Paul Wilkes, Beyond the Walls: Monastic Wisdom for Everyday Life (New York: Doubleday, 1999).
Timothy Fry, OSB, editor, The Rule of St. Benedict in English (Collegeville, Minn,: The Liturgical Press, 1981).
Elizabeth Canham, Heart Whispers: Benedictine Wisdom for Today (Nashville: Upper Room, 1999).
Esther de Waal, Living with Contradiction: An Introduction to Benedictine Spirituality, (Harrisburg, Pa.: Morehouse, 1989, 1997).
Kathleen Norris, The Cloister Walk (New York: Riverhead Books, 1996).

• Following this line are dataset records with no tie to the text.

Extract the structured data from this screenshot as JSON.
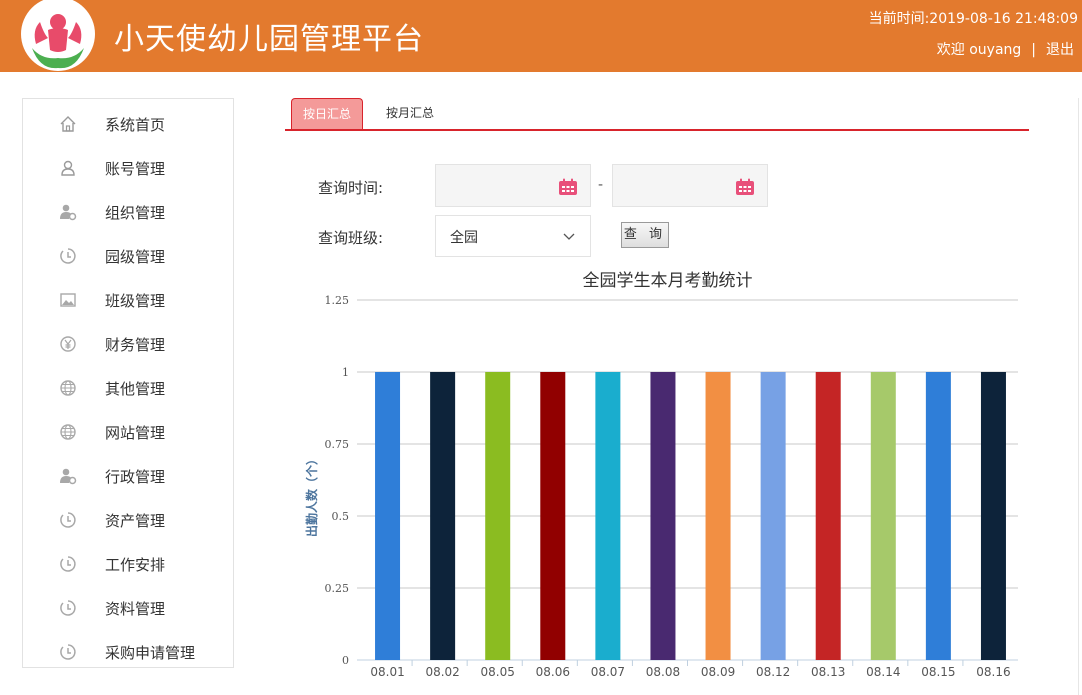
{
  "header": {
    "title": "小天使幼儿园管理平台",
    "time_label": "当前时间:",
    "time_value": "2019-08-16 21:48:09",
    "welcome": "欢迎 ouyang",
    "separator": "|",
    "logout": "退出",
    "logo_icon": "angel-logo-icon"
  },
  "sidebar": {
    "items": [
      {
        "label": "系统首页",
        "icon": "home-icon"
      },
      {
        "label": "账号管理",
        "icon": "user-icon"
      },
      {
        "label": "组织管理",
        "icon": "user-gear-icon"
      },
      {
        "label": "园级管理",
        "icon": "clock-icon"
      },
      {
        "label": "班级管理",
        "icon": "image-icon"
      },
      {
        "label": "财务管理",
        "icon": "yen-icon"
      },
      {
        "label": "其他管理",
        "icon": "globe-icon"
      },
      {
        "label": "网站管理",
        "icon": "globe-icon"
      },
      {
        "label": "行政管理",
        "icon": "user-gear-icon"
      },
      {
        "label": "资产管理",
        "icon": "clock-icon"
      },
      {
        "label": "工作安排",
        "icon": "clock-icon"
      },
      {
        "label": "资料管理",
        "icon": "clock-icon"
      },
      {
        "label": "采购申请管理",
        "icon": "clock-icon"
      }
    ]
  },
  "tabs": [
    {
      "label": "按日汇总",
      "active": true
    },
    {
      "label": "按月汇总",
      "active": false
    }
  ],
  "form": {
    "time_label": "查询时间:",
    "start_date": "",
    "end_date": "",
    "range_separator": "-",
    "class_label": "查询班级:",
    "class_selected": "全园",
    "query_button": "查 询"
  },
  "colors": {
    "header_bg": "#e37a2e",
    "accent_red": "#d8242c",
    "tab_active_bg": "#f49a99",
    "calendar_icon": "#e8507a"
  },
  "chart_data": {
    "type": "bar",
    "title": "全园学生本月考勤统计",
    "ylabel": "出勤人数（个）",
    "xlabel": "",
    "categories": [
      "08.01",
      "08.02",
      "08.05",
      "08.06",
      "08.07",
      "08.08",
      "08.09",
      "08.12",
      "08.13",
      "08.14",
      "08.15",
      "08.16"
    ],
    "values": [
      1,
      1,
      1,
      1,
      1,
      1,
      1,
      1,
      1,
      1,
      1,
      1
    ],
    "ylim": [
      0,
      1.25
    ],
    "yticks": [
      "0",
      "0.25",
      "0.5",
      "0.75",
      "1",
      "1.25"
    ],
    "bar_colors": [
      "#2f7ed8",
      "#0d233a",
      "#8bbc21",
      "#910000",
      "#1aadce",
      "#492970",
      "#f28f43",
      "#77a1e5",
      "#c42525",
      "#a6c96a",
      "#2f7ed8",
      "#0d233a"
    ],
    "grid": true,
    "legend": "none"
  }
}
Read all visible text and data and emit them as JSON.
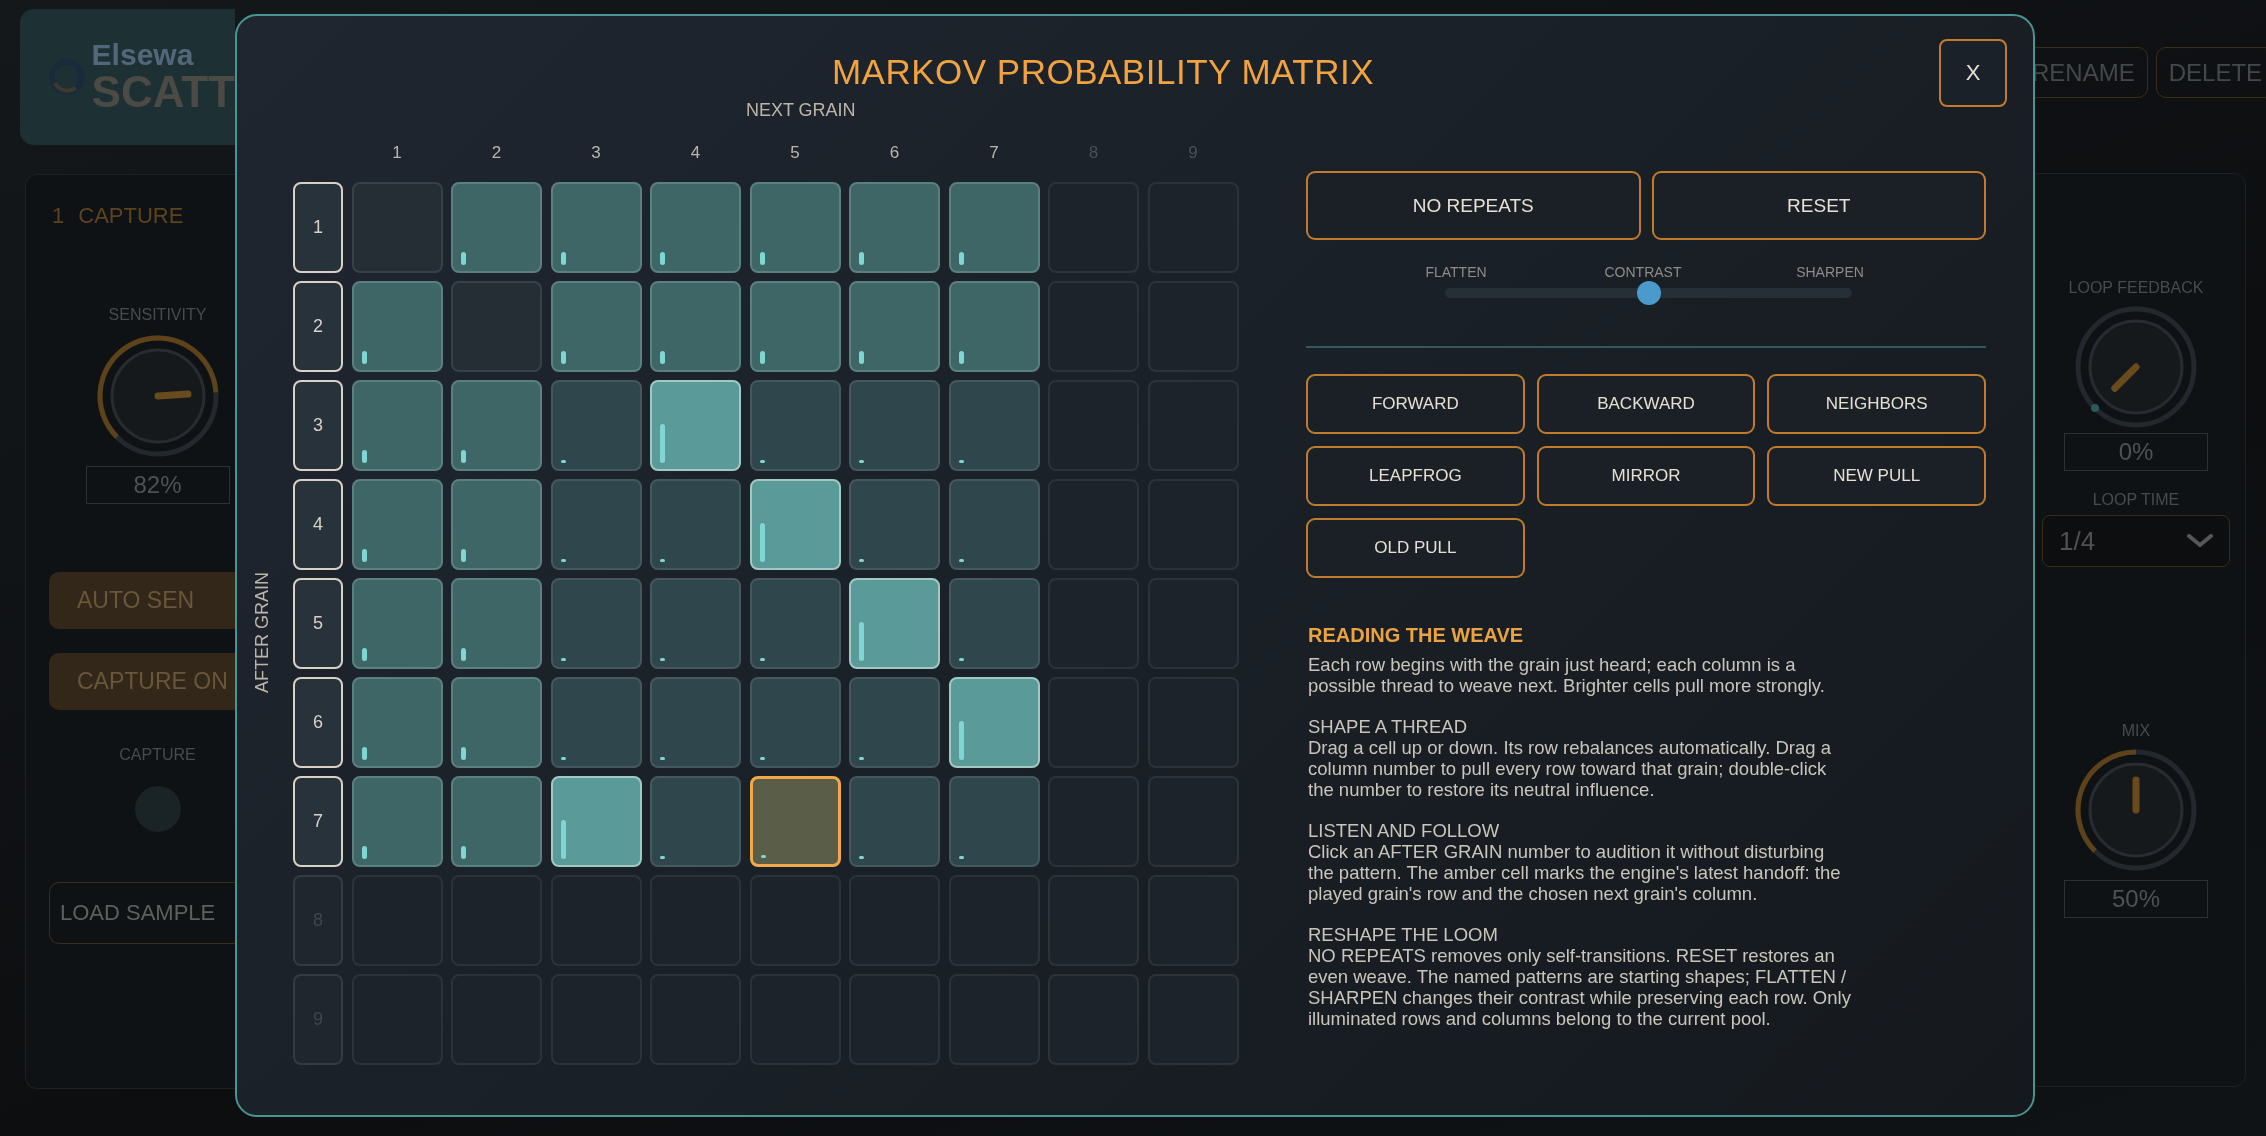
{
  "background_app": {
    "logo": {
      "line_1": "Elsewa",
      "line_2": "SCATT"
    },
    "capture_panel": {
      "number": "1",
      "title": "CAPTURE",
      "sensitivity": {
        "label": "SENSITIVITY",
        "reading": "82%"
      },
      "buttons": [
        "AUTO SEN",
        "CAPTURE ON"
      ],
      "indicator": {
        "label": "CAPTURE",
        "on": false
      },
      "load_button": "LOAD SAMPLE"
    },
    "header_buttons": [
      "RENAME",
      "DELETE"
    ],
    "loop_panel": {
      "loop_feedback": {
        "label": "LOOP FEEDBACK",
        "reading": "0%"
      },
      "loop_time": {
        "label": "LOOP TIME",
        "value": "1/4"
      },
      "mix": {
        "label": "MIX",
        "reading": "50%"
      }
    }
  },
  "modal": {
    "title": "MARKOV PROBABILITY MATRIX",
    "close": "X",
    "x_axis_label": "NEXT GRAIN",
    "y_axis_label": "AFTER GRAIN",
    "columns": [
      {
        "label": "1",
        "active": true
      },
      {
        "label": "2",
        "active": true
      },
      {
        "label": "3",
        "active": true
      },
      {
        "label": "4",
        "active": true
      },
      {
        "label": "5",
        "active": true
      },
      {
        "label": "6",
        "active": true
      },
      {
        "label": "7",
        "active": true
      },
      {
        "label": "8",
        "active": false
      },
      {
        "label": "9",
        "active": false
      }
    ],
    "rows": [
      {
        "label": "1",
        "active": true,
        "cells": [
          {
            "kind": "none",
            "selected": false
          },
          {
            "kind": "medium",
            "selected": false
          },
          {
            "kind": "medium",
            "selected": false
          },
          {
            "kind": "medium",
            "selected": false
          },
          {
            "kind": "medium",
            "selected": false
          },
          {
            "kind": "medium",
            "selected": false
          },
          {
            "kind": "medium",
            "selected": false
          },
          {
            "selected": false
          },
          {
            "selected": false
          }
        ]
      },
      {
        "label": "2",
        "active": true,
        "cells": [
          {
            "kind": "medium",
            "selected": false
          },
          {
            "kind": "none",
            "selected": false
          },
          {
            "kind": "medium",
            "selected": false
          },
          {
            "kind": "medium",
            "selected": false
          },
          {
            "kind": "medium",
            "selected": false
          },
          {
            "kind": "medium",
            "selected": false
          },
          {
            "kind": "medium",
            "selected": false
          },
          {
            "selected": false
          },
          {
            "selected": false
          }
        ]
      },
      {
        "label": "3",
        "active": true,
        "cells": [
          {
            "kind": "medium",
            "selected": false
          },
          {
            "kind": "medium",
            "selected": false
          },
          {
            "kind": "weak",
            "selected": false
          },
          {
            "kind": "strong",
            "selected": false
          },
          {
            "kind": "weak",
            "selected": false
          },
          {
            "kind": "weak",
            "selected": false
          },
          {
            "kind": "weak",
            "selected": false
          },
          {
            "selected": false
          },
          {
            "selected": false
          }
        ]
      },
      {
        "label": "4",
        "active": true,
        "cells": [
          {
            "kind": "medium",
            "selected": false
          },
          {
            "kind": "medium",
            "selected": false
          },
          {
            "kind": "weak",
            "selected": false
          },
          {
            "kind": "weak",
            "selected": false
          },
          {
            "kind": "strong",
            "selected": false
          },
          {
            "kind": "weak",
            "selected": false
          },
          {
            "kind": "weak",
            "selected": false
          },
          {
            "selected": false
          },
          {
            "selected": false
          }
        ]
      },
      {
        "label": "5",
        "active": true,
        "cells": [
          {
            "kind": "medium",
            "selected": false
          },
          {
            "kind": "medium",
            "selected": false
          },
          {
            "kind": "weak",
            "selected": false
          },
          {
            "kind": "weak",
            "selected": false
          },
          {
            "kind": "weak",
            "selected": false
          },
          {
            "kind": "strong",
            "selected": false
          },
          {
            "kind": "weak",
            "selected": false
          },
          {
            "selected": false
          },
          {
            "selected": false
          }
        ]
      },
      {
        "label": "6",
        "active": true,
        "cells": [
          {
            "kind": "medium",
            "selected": false
          },
          {
            "kind": "medium",
            "selected": false
          },
          {
            "kind": "weak",
            "selected": false
          },
          {
            "kind": "weak",
            "selected": false
          },
          {
            "kind": "weak",
            "selected": false
          },
          {
            "kind": "weak",
            "selected": false
          },
          {
            "kind": "strong",
            "selected": false
          },
          {
            "selected": false
          },
          {
            "selected": false
          }
        ]
      },
      {
        "label": "7",
        "active": true,
        "cells": [
          {
            "kind": "medium",
            "selected": false
          },
          {
            "kind": "medium",
            "selected": false
          },
          {
            "kind": "strong",
            "selected": false
          },
          {
            "kind": "weak",
            "selected": false
          },
          {
            "kind": "weak",
            "selected": true
          },
          {
            "kind": "weak",
            "selected": false
          },
          {
            "kind": "weak",
            "selected": false
          },
          {
            "selected": false
          },
          {
            "selected": false
          }
        ]
      },
      {
        "label": "8",
        "active": false,
        "cells": [
          {
            "selected": false
          },
          {
            "selected": false
          },
          {
            "selected": false
          },
          {
            "selected": false
          },
          {
            "selected": false
          },
          {
            "selected": false
          },
          {
            "selected": false
          },
          {
            "selected": false
          },
          {
            "selected": false
          }
        ]
      },
      {
        "label": "9",
        "active": false,
        "cells": [
          {
            "selected": false
          },
          {
            "selected": false
          },
          {
            "selected": false
          },
          {
            "selected": false
          },
          {
            "selected": false
          },
          {
            "selected": false
          },
          {
            "selected": false
          },
          {
            "selected": false
          },
          {
            "selected": false
          }
        ]
      }
    ],
    "actions": [
      "NO REPEATS",
      "RESET"
    ],
    "contrast": {
      "labels": [
        "FLATTEN",
        "CONTRAST",
        "SHARPEN"
      ],
      "level": 0.5
    },
    "patterns": [
      "FORWARD",
      "BACKWARD",
      "NEIGHBORS",
      "LEAPFROG",
      "MIRROR",
      "NEW PULL",
      "OLD PULL"
    ],
    "help": {
      "heading": "READING THE WEAVE",
      "intro": "Each row begins with the grain just heard; each column is a possible thread to weave next. Brighter cells pull more strongly.",
      "sections": [
        {
          "title": "SHAPE A THREAD",
          "text": "Drag a cell up or down. Its row rebalances automatically. Drag a column number to pull every row toward that grain; double-click the number to restore its neutral influence."
        },
        {
          "title": "LISTEN AND FOLLOW",
          "text": "Click an AFTER GRAIN number to audition it without disturbing the pattern. The amber cell marks the engine's latest handoff: the played grain's row and the chosen next grain's column."
        },
        {
          "title": "RESHAPE THE LOOM",
          "text": "NO REPEATS removes only self-transitions. RESET restores an even weave. The named patterns are starting shapes; FLATTEN / SHARPEN changes their contrast while preserving each row. Only illuminated rows and columns belong to the current pool."
        }
      ]
    }
  }
}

Dennis Okholm, Monk Habits for Everyday People: Benedictine Spirituality for Protestants (Grand Rapids: MI: Brazos Press, 2007).
Gifts of Freedom: The Sabbath and Fasting, article by Lynne Baab that draws on her monastery visits.